→ WORK INSTRUCTIONS
Without any of their pictures, return all of the records exactly.

+ + + + + + +

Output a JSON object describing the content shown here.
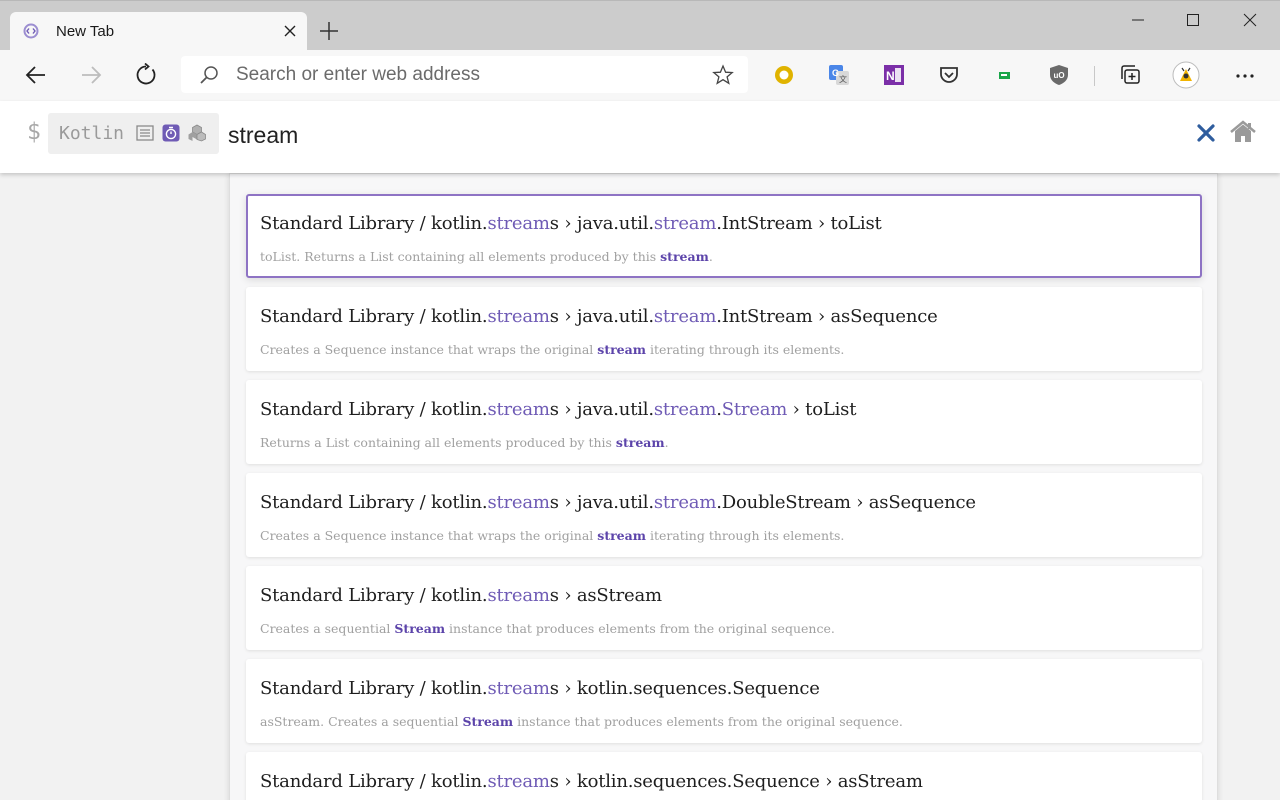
{
  "browser": {
    "tab_title": "New Tab",
    "address_placeholder": "Search or enter web address"
  },
  "search": {
    "prefix": "$",
    "scope": "Kotlin",
    "query": "stream"
  },
  "results": [
    {
      "title": [
        [
          "Standard Library / kotlin.",
          ""
        ],
        [
          "stream",
          "hl"
        ],
        [
          "s › java.util.",
          ""
        ],
        [
          "stream",
          "hl"
        ],
        [
          ".IntStream › toList",
          ""
        ]
      ],
      "desc": [
        [
          "toList. Returns a List containing all elements produced by this ",
          ""
        ],
        [
          "stream",
          "hlb"
        ],
        [
          ".",
          ""
        ]
      ]
    },
    {
      "title": [
        [
          "Standard Library / kotlin.",
          ""
        ],
        [
          "stream",
          "hl"
        ],
        [
          "s › java.util.",
          ""
        ],
        [
          "stream",
          "hl"
        ],
        [
          ".IntStream › asSequence",
          ""
        ]
      ],
      "desc": [
        [
          "Creates a Sequence instance that wraps the original ",
          ""
        ],
        [
          "stream",
          "hlb"
        ],
        [
          " iterating through its elements.",
          ""
        ]
      ]
    },
    {
      "title": [
        [
          "Standard Library / kotlin.",
          ""
        ],
        [
          "stream",
          "hl"
        ],
        [
          "s › java.util.",
          ""
        ],
        [
          "stream",
          "hl"
        ],
        [
          ".",
          ""
        ],
        [
          "Stream",
          "hl"
        ],
        [
          " › toList",
          ""
        ]
      ],
      "desc": [
        [
          "Returns a List containing all elements produced by this ",
          ""
        ],
        [
          "stream",
          "hlb"
        ],
        [
          ".",
          ""
        ]
      ]
    },
    {
      "title": [
        [
          "Standard Library / kotlin.",
          ""
        ],
        [
          "stream",
          "hl"
        ],
        [
          "s › java.util.",
          ""
        ],
        [
          "stream",
          "hl"
        ],
        [
          ".DoubleStream › asSequence",
          ""
        ]
      ],
      "desc": [
        [
          "Creates a Sequence instance that wraps the original ",
          ""
        ],
        [
          "stream",
          "hlb"
        ],
        [
          " iterating through its elements.",
          ""
        ]
      ]
    },
    {
      "title": [
        [
          "Standard Library / kotlin.",
          ""
        ],
        [
          "stream",
          "hl"
        ],
        [
          "s › asStream",
          ""
        ]
      ],
      "desc": [
        [
          "Creates a sequential ",
          ""
        ],
        [
          "Stream",
          "hlb"
        ],
        [
          " instance that produces elements from the original sequence.",
          ""
        ]
      ]
    },
    {
      "title": [
        [
          "Standard Library / kotlin.",
          ""
        ],
        [
          "stream",
          "hl"
        ],
        [
          "s › kotlin.sequences.Sequence",
          ""
        ]
      ],
      "desc": [
        [
          "asStream. Creates a sequential ",
          ""
        ],
        [
          "Stream",
          "hlb"
        ],
        [
          " instance that produces elements from the original sequence.",
          ""
        ]
      ]
    },
    {
      "title": [
        [
          "Standard Library / kotlin.",
          ""
        ],
        [
          "stream",
          "hl"
        ],
        [
          "s › kotlin.sequences.Sequence › asStream",
          ""
        ]
      ],
      "desc": []
    }
  ],
  "colors": {
    "highlight": "#6f5bb5",
    "selected_border": "#8e73c4"
  },
  "icons": {
    "tab": [
      "app-favicon",
      "close-icon"
    ],
    "toolbar": [
      "back-arrow-icon",
      "forward-arrow-icon",
      "refresh-icon",
      "search-icon",
      "star-icon"
    ],
    "extensions": [
      "ring-extension-icon",
      "google-translate-icon",
      "onenote-icon",
      "pocket-icon",
      "flag-extension-icon",
      "ublock-icon",
      "collections-icon",
      "profile-avatar-icon",
      "more-icon"
    ],
    "scope": [
      "list-icon",
      "timer-icon",
      "cubes-icon"
    ],
    "header": [
      "clear-x-icon",
      "home-icon"
    ]
  }
}
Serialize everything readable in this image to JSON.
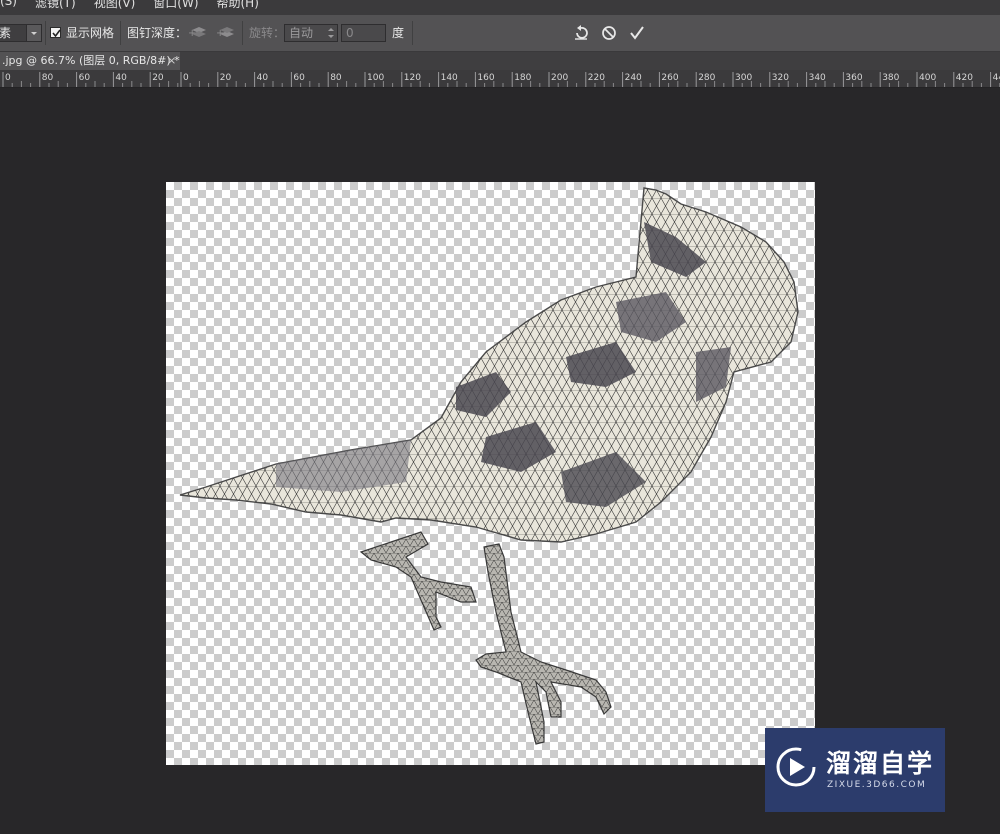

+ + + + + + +

→ OUTPUT FOR THIS EXERCISE
Output a JSON object describing the content shown here.
{
  "browser": {
    "tab_title": "New Tab",
    "address_placeholder": "Search or enter web address"
  },
  "search": {
    "prefix": "$",
    "scope": "Kotlin",
    "query": "stream"
  },
  "results": [
    {
      "title": [
        [
          "Standard Library / kotlin.",
          ""
        ],
        [
          "stream",
          "hl"
        ],
        [
          "s › java.util.",
          ""
        ],
        [
          "stream",
          "hl"
        ],
        [
          ".IntStream › toList",
          ""
        ]
      ],
      "desc": [
        [
          "toList. Returns a List containing all elements produced by this ",
          ""
        ],
        [
          "stream",
          "hlb"
        ],
        [
          ".",
          ""
        ]
      ]
    },
    {
      "title": [
        [
          "Standard Library / kotlin.",
          ""
        ],
        [
          "stream",
          "hl"
        ],
        [
          "s › java.util.",
          ""
        ],
        [
          "stream",
          "hl"
        ],
        [
          ".IntStream › asSequence",
          ""
        ]
      ],
      "desc": [
        [
          "Creates a Sequence instance that wraps the original ",
          ""
        ],
        [
          "stream",
          "hlb"
        ],
        [
          " iterating through its elements.",
          ""
        ]
      ]
    },
    {
      "title": [
        [
          "Standard Library / kotlin.",
          ""
        ],
        [
          "stream",
          "hl"
        ],
        [
          "s › java.util.",
          ""
        ],
        [
          "stream",
          "hl"
        ],
        [
          ".",
          ""
        ],
        [
          "Stream",
          "hl"
        ],
        [
          " › toList",
          ""
        ]
      ],
      "desc": [
        [
          "Returns a List containing all elements produced by this ",
          ""
        ],
        [
          "stream",
          "hlb"
        ],
        [
          ".",
          ""
        ]
      ]
    },
    {
      "title": [
        [
          "Standard Library / kotlin.",
          ""
        ],
        [
          "stream",
          "hl"
        ],
        [
          "s › java.util.",
          ""
        ],
        [
          "stream",
          "hl"
        ],
        [
          ".DoubleStream › asSequence",
          ""
        ]
      ],
      "desc": [
        [
          "Creates a Sequence instance that wraps the original ",
          ""
        ],
        [
          "stream",
          "hlb"
        ],
        [
          " iterating through its elements.",
          ""
        ]
      ]
    },
    {
      "title": [
        [
          "Standard Library / kotlin.",
          ""
        ],
        [
          "stream",
          "hl"
        ],
        [
          "s › asStream",
          ""
        ]
      ],
      "desc": [
        [
          "Creates a sequential ",
          ""
        ],
        [
          "Stream",
          "hlb"
        ],
        [
          " instance that produces elements from the original sequence.",
          ""
        ]
      ]
    },
    {
      "title": [
        [
          "Standard Library / kotlin.",
          ""
        ],
        [
          "stream",
          "hl"
        ],
        [
          "s › kotlin.sequences.Sequence",
          ""
        ]
      ],
      "desc": [
        [
          "asStream. Creates a sequential ",
          ""
        ],
        [
          "Stream",
          "hlb"
        ],
        [
          " instance that produces elements from the original sequence.",
          ""
        ]
      ]
    },
    {
      "title": [
        [
          "Standard Library / kotlin.",
          ""
        ],
        [
          "stream",
          "hl"
        ],
        [
          "s › kotlin.sequences.Sequence › asStream",
          ""
        ]
      ],
      "desc": []
    }
  ],
  "colors": {
    "highlight": "#6f5bb5",
    "selected_border": "#8e73c4"
  },
  "icons": {
    "tab": [
      "app-favicon",
      "close-icon"
    ],
    "toolbar": [
      "back-arrow-icon",
      "forward-arrow-icon",
      "refresh-icon",
      "search-icon",
      "star-icon"
    ],
    "extensions": [
      "ring-extension-icon",
      "google-translate-icon",
      "onenote-icon",
      "pocket-icon",
      "flag-extension-icon",
      "ublock-icon",
      "collections-icon",
      "profile-avatar-icon",
      "more-icon"
    ],
    "scope": [
      "list-icon",
      "timer-icon",
      "cubes-icon"
    ],
    "header": [
      "clear-x-icon",
      "home-icon"
    ]
  }
}
Serialize everything readable in this image to JSON.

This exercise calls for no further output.